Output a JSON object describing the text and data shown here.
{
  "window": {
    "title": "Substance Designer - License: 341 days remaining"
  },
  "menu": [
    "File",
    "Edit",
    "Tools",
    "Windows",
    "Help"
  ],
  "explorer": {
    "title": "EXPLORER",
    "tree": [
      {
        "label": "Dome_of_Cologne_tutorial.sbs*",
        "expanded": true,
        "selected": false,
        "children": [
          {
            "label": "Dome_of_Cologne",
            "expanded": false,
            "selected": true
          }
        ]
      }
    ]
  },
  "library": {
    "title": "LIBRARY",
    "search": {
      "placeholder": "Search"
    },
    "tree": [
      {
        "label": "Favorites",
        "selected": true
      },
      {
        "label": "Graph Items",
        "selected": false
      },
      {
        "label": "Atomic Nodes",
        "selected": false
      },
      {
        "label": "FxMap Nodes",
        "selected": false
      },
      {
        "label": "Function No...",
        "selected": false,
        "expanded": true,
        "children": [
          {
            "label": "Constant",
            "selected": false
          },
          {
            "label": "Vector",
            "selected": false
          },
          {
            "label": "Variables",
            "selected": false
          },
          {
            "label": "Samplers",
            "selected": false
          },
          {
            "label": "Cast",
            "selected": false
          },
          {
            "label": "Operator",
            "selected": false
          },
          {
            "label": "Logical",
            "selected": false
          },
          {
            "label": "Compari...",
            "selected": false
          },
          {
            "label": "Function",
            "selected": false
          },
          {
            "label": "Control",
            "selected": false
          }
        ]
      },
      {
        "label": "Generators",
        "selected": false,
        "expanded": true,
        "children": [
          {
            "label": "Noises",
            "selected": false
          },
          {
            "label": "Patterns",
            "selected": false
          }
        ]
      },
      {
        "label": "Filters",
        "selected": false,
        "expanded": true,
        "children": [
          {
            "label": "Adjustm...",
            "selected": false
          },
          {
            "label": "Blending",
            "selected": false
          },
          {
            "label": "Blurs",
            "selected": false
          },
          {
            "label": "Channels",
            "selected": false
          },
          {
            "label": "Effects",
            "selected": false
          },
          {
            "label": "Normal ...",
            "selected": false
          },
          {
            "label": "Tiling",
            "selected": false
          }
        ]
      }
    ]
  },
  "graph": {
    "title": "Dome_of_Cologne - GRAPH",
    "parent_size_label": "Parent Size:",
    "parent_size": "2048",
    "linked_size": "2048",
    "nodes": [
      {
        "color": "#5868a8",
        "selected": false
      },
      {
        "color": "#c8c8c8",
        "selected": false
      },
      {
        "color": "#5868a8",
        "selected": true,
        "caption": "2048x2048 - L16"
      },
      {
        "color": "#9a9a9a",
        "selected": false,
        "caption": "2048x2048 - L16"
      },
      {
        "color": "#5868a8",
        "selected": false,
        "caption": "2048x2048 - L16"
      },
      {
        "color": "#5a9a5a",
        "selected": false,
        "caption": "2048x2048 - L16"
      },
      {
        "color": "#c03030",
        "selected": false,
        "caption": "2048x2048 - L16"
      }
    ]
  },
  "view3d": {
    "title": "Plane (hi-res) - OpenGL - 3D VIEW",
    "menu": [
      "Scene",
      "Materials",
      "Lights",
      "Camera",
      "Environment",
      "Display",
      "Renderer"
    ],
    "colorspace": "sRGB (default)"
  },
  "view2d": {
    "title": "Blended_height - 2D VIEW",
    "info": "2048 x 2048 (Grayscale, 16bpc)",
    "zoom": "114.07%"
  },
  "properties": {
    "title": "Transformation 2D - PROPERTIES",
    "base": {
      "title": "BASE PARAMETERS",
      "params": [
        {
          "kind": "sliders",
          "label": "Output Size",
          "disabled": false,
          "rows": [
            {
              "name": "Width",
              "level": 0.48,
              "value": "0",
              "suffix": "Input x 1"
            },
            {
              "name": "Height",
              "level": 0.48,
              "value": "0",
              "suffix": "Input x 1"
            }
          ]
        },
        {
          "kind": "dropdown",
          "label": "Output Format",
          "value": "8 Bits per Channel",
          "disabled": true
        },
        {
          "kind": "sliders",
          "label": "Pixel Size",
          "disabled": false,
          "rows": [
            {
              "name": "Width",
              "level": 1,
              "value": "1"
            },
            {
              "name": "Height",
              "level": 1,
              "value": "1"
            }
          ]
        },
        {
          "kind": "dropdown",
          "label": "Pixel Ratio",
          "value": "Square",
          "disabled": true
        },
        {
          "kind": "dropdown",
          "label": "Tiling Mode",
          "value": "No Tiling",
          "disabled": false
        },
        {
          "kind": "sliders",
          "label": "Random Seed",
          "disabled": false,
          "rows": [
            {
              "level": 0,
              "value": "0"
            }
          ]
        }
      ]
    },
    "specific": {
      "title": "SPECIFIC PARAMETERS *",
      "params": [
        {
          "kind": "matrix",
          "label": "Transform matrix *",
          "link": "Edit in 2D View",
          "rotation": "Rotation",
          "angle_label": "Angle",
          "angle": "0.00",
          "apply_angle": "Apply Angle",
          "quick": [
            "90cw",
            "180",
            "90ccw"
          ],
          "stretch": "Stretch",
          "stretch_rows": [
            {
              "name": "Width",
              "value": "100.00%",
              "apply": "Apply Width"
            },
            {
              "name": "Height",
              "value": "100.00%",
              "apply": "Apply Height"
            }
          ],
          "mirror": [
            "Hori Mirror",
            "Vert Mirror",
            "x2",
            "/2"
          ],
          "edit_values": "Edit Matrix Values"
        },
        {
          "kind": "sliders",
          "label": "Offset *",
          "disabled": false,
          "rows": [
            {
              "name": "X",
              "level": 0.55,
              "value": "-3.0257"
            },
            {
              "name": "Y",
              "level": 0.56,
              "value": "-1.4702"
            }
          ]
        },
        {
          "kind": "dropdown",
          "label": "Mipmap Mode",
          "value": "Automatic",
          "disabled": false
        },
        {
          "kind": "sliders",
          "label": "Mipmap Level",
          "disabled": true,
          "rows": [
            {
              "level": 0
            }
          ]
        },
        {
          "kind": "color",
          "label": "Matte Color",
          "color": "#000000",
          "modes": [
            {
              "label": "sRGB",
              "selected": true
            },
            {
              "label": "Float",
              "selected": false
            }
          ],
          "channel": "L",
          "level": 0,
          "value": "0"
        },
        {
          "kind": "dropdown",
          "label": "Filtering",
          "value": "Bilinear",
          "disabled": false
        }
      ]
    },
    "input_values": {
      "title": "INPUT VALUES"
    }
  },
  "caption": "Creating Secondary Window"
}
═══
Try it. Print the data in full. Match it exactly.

Final answer.
Output a JSON object describing the text and data shown here.
{
  "window": {
    "title": "Substance Designer - License: 341 days remaining"
  },
  "menu": [
    "File",
    "Edit",
    "Tools",
    "Windows",
    "Help"
  ],
  "explorer": {
    "title": "EXPLORER",
    "tree": [
      {
        "label": "Dome_of_Cologne_tutorial.sbs*",
        "expanded": true,
        "selected": false,
        "children": [
          {
            "label": "Dome_of_Cologne",
            "expanded": false,
            "selected": true
          }
        ]
      }
    ]
  },
  "library": {
    "title": "LIBRARY",
    "search": {
      "placeholder": "Search"
    },
    "tree": [
      {
        "label": "Favorites",
        "selected": true
      },
      {
        "label": "Graph Items",
        "selected": false
      },
      {
        "label": "Atomic Nodes",
        "selected": false
      },
      {
        "label": "FxMap Nodes",
        "selected": false
      },
      {
        "label": "Function No...",
        "selected": false,
        "expanded": true,
        "children": [
          {
            "label": "Constant",
            "selected": false
          },
          {
            "label": "Vector",
            "selected": false
          },
          {
            "label": "Variables",
            "selected": false
          },
          {
            "label": "Samplers",
            "selected": false
          },
          {
            "label": "Cast",
            "selected": false
          },
          {
            "label": "Operator",
            "selected": false
          },
          {
            "label": "Logical",
            "selected": false
          },
          {
            "label": "Compari...",
            "selected": false
          },
          {
            "label": "Function",
            "selected": false
          },
          {
            "label": "Control",
            "selected": false
          }
        ]
      },
      {
        "label": "Generators",
        "selected": false,
        "expanded": true,
        "children": [
          {
            "label": "Noises",
            "selected": false
          },
          {
            "label": "Patterns",
            "selected": false
          }
        ]
      },
      {
        "label": "Filters",
        "selected": false,
        "expanded": true,
        "children": [
          {
            "label": "Adjustm...",
            "selected": false
          },
          {
            "label": "Blending",
            "selected": false
          },
          {
            "label": "Blurs",
            "selected": false
          },
          {
            "label": "Channels",
            "selected": false
          },
          {
            "label": "Effects",
            "selected": false
          },
          {
            "label": "Normal ...",
            "selected": false
          },
          {
            "label": "Tiling",
            "selected": false
          }
        ]
      }
    ]
  },
  "graph": {
    "title": "Dome_of_Cologne - GRAPH",
    "parent_size_label": "Parent Size:",
    "parent_size": "2048",
    "linked_size": "2048",
    "nodes": [
      {
        "color": "#5868a8",
        "selected": false
      },
      {
        "color": "#c8c8c8",
        "selected": false
      },
      {
        "color": "#5868a8",
        "selected": true,
        "caption": "2048x2048 - L16"
      },
      {
        "color": "#9a9a9a",
        "selected": false,
        "caption": "2048x2048 - L16"
      },
      {
        "color": "#5868a8",
        "selected": false,
        "caption": "2048x2048 - L16"
      },
      {
        "color": "#5a9a5a",
        "selected": false,
        "caption": "2048x2048 - L16"
      },
      {
        "color": "#c03030",
        "selected": false,
        "caption": "2048x2048 - L16"
      }
    ]
  },
  "view3d": {
    "title": "Plane (hi-res) - OpenGL - 3D VIEW",
    "menu": [
      "Scene",
      "Materials",
      "Lights",
      "Camera",
      "Environment",
      "Display",
      "Renderer"
    ],
    "colorspace": "sRGB (default)"
  },
  "view2d": {
    "title": "Blended_height - 2D VIEW",
    "info": "2048 x 2048 (Grayscale, 16bpc)",
    "zoom": "114.07%"
  },
  "properties": {
    "title": "Transformation 2D - PROPERTIES",
    "base": {
      "title": "BASE PARAMETERS",
      "params": [
        {
          "kind": "sliders",
          "label": "Output Size",
          "disabled": false,
          "rows": [
            {
              "name": "Width",
              "level": 0.48,
              "value": "0",
              "suffix": "Input x 1"
            },
            {
              "name": "Height",
              "level": 0.48,
              "value": "0",
              "suffix": "Input x 1"
            }
          ]
        },
        {
          "kind": "dropdown",
          "label": "Output Format",
          "value": "8 Bits per Channel",
          "disabled": true
        },
        {
          "kind": "sliders",
          "label": "Pixel Size",
          "disabled": false,
          "rows": [
            {
              "name": "Width",
              "level": 1,
              "value": "1"
            },
            {
              "name": "Height",
              "level": 1,
              "value": "1"
            }
          ]
        },
        {
          "kind": "dropdown",
          "label": "Pixel Ratio",
          "value": "Square",
          "disabled": true
        },
        {
          "kind": "dropdown",
          "label": "Tiling Mode",
          "value": "No Tiling",
          "disabled": false
        },
        {
          "kind": "sliders",
          "label": "Random Seed",
          "disabled": false,
          "rows": [
            {
              "level": 0,
              "value": "0"
            }
          ]
        }
      ]
    },
    "specific": {
      "title": "SPECIFIC PARAMETERS *",
      "params": [
        {
          "kind": "matrix",
          "label": "Transform matrix *",
          "link": "Edit in 2D View",
          "rotation": "Rotation",
          "angle_label": "Angle",
          "angle": "0.00",
          "apply_angle": "Apply Angle",
          "quick": [
            "90cw",
            "180",
            "90ccw"
          ],
          "stretch": "Stretch",
          "stretch_rows": [
            {
              "name": "Width",
              "value": "100.00%",
              "apply": "Apply Width"
            },
            {
              "name": "Height",
              "value": "100.00%",
              "apply": "Apply Height"
            }
          ],
          "mirror": [
            "Hori Mirror",
            "Vert Mirror",
            "x2",
            "/2"
          ],
          "edit_values": "Edit Matrix Values"
        },
        {
          "kind": "sliders",
          "label": "Offset *",
          "disabled": false,
          "rows": [
            {
              "name": "X",
              "level": 0.55,
              "value": "-3.0257"
            },
            {
              "name": "Y",
              "level": 0.56,
              "value": "-1.4702"
            }
          ]
        },
        {
          "kind": "dropdown",
          "label": "Mipmap Mode",
          "value": "Automatic",
          "disabled": false
        },
        {
          "kind": "sliders",
          "label": "Mipmap Level",
          "disabled": true,
          "rows": [
            {
              "level": 0
            }
          ]
        },
        {
          "kind": "color",
          "label": "Matte Color",
          "color": "#000000",
          "modes": [
            {
              "label": "sRGB",
              "selected": true
            },
            {
              "label": "Float",
              "selected": false
            }
          ],
          "channel": "L",
          "level": 0,
          "value": "0"
        },
        {
          "kind": "dropdown",
          "label": "Filtering",
          "value": "Bilinear",
          "disabled": false
        }
      ]
    },
    "input_values": {
      "title": "INPUT VALUES"
    }
  },
  "caption": "Creating Secondary Window"
}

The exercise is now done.